> _WHAT TO WORK ON_
Among the entries below, count the lines holding the string "name". Respond with the number alone.

(Saved entries)
Segment Open

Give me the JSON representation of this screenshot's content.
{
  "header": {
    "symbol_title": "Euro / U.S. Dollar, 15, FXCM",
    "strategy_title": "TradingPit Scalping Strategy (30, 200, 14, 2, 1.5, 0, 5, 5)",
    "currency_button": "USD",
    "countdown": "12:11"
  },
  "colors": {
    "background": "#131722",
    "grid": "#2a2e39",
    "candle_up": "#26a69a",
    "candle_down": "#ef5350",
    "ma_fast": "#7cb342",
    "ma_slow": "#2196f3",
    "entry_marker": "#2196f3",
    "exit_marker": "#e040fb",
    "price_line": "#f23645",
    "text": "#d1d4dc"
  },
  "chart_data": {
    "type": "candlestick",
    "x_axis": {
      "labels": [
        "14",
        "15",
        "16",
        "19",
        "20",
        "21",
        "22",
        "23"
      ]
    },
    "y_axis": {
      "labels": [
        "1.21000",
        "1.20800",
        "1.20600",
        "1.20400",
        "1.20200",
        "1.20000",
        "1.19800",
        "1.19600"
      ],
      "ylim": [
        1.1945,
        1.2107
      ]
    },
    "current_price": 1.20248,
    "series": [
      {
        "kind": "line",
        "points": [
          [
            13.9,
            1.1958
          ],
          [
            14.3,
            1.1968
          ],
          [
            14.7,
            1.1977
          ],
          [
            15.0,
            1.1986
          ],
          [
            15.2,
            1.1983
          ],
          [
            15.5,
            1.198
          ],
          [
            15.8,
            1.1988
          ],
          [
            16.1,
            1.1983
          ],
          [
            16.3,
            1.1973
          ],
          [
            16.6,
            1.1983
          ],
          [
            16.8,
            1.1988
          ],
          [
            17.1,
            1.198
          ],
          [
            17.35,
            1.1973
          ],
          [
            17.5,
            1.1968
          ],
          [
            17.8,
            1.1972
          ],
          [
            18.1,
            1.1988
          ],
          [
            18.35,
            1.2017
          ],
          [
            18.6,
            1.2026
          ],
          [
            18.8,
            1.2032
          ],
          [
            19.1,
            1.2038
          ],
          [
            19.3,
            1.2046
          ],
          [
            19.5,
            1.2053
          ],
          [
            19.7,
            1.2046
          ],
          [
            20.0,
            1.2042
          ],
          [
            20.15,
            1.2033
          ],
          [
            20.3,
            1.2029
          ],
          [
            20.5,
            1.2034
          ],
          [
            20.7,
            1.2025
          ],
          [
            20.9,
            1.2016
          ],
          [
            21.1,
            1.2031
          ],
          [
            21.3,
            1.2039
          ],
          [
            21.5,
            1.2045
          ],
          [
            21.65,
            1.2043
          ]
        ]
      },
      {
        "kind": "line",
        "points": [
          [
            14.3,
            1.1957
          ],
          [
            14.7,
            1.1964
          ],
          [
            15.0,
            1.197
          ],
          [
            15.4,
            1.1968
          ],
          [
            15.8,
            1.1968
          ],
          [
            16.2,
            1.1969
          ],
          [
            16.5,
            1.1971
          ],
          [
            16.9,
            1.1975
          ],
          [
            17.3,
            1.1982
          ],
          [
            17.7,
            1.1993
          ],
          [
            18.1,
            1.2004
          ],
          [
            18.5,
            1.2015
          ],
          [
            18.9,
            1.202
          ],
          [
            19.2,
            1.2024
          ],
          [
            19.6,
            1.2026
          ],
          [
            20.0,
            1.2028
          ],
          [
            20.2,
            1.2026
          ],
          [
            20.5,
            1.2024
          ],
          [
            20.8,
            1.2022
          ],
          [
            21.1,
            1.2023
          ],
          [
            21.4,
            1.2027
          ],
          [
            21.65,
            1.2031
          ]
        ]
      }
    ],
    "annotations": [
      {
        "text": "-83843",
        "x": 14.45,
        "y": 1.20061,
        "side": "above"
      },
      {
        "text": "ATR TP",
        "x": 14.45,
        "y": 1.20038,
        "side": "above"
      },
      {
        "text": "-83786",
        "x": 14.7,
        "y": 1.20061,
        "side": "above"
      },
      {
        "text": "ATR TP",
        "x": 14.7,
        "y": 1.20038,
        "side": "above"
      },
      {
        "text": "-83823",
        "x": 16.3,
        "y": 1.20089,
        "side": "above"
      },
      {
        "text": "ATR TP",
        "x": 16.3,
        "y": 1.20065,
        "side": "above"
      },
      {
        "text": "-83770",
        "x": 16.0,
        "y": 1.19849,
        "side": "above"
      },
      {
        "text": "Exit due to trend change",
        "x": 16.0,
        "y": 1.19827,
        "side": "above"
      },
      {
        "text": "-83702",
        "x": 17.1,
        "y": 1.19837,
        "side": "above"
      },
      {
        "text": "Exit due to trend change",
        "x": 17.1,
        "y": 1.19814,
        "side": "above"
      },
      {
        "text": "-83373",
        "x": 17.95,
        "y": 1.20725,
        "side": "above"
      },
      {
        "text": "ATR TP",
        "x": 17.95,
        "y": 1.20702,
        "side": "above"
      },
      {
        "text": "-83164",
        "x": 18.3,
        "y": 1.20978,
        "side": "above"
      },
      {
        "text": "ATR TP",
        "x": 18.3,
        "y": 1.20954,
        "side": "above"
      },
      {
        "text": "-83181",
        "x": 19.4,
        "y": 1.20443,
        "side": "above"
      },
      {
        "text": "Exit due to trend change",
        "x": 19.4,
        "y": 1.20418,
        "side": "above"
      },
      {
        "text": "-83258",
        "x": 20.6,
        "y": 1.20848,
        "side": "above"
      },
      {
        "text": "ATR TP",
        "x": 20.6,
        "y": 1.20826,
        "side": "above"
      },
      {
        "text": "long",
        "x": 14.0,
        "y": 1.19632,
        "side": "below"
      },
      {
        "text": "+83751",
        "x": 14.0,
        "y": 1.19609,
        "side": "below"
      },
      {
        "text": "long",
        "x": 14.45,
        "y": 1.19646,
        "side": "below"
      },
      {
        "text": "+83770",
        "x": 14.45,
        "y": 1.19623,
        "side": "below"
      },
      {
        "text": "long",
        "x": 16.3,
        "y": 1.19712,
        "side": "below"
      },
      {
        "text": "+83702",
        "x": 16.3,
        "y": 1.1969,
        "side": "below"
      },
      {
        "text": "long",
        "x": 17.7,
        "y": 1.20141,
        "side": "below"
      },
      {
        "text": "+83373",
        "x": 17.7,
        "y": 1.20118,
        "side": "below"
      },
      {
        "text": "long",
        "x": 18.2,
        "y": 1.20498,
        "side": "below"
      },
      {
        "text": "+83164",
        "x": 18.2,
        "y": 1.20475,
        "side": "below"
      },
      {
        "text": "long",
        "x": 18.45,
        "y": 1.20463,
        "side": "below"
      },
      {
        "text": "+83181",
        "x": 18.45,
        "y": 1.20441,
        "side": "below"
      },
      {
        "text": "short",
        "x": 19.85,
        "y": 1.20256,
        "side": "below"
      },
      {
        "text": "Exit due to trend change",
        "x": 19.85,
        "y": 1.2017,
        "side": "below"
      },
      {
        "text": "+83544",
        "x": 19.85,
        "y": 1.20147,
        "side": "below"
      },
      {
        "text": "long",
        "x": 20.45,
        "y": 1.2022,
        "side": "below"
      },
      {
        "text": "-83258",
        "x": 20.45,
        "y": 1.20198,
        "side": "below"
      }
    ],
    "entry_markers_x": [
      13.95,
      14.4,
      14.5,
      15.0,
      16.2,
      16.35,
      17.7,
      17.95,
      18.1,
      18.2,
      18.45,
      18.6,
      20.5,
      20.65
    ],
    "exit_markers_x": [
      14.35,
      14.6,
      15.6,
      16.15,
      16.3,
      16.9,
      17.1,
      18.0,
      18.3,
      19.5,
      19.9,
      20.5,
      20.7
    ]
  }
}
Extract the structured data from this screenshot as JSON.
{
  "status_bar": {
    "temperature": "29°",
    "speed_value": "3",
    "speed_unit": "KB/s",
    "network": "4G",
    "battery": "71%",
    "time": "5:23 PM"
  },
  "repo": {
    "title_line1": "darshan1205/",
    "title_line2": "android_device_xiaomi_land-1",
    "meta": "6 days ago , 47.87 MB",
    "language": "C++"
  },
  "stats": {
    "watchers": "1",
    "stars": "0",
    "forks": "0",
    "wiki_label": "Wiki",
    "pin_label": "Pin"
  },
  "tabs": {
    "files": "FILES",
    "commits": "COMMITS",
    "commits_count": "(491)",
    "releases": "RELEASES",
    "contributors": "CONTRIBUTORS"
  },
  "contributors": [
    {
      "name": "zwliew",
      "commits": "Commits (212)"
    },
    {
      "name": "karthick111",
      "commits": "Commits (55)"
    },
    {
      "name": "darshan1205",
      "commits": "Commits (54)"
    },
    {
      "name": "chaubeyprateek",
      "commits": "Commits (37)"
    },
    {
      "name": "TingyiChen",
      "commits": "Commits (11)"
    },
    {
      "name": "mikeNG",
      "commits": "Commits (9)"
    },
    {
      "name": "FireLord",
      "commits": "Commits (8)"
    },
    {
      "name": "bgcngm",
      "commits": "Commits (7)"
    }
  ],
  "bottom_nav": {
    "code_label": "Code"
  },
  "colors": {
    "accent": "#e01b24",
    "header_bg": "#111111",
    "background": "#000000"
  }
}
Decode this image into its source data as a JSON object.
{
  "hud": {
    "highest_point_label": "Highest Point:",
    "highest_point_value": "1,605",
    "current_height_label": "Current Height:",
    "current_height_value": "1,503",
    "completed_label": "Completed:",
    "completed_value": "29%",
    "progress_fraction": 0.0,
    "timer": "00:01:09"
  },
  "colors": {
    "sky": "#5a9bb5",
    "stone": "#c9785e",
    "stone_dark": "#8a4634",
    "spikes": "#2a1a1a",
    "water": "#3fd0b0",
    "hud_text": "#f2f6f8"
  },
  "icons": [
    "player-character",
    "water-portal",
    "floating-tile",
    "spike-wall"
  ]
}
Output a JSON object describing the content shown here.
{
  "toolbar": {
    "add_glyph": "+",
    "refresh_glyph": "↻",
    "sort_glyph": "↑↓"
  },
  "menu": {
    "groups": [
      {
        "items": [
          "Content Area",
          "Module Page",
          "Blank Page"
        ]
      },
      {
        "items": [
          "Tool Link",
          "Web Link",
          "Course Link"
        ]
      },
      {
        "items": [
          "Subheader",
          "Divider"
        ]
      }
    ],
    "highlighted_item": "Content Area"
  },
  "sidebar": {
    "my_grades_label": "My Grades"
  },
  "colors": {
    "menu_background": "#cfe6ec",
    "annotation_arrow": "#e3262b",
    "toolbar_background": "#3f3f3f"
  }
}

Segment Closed

> _PROBLEM SOLUTION_
8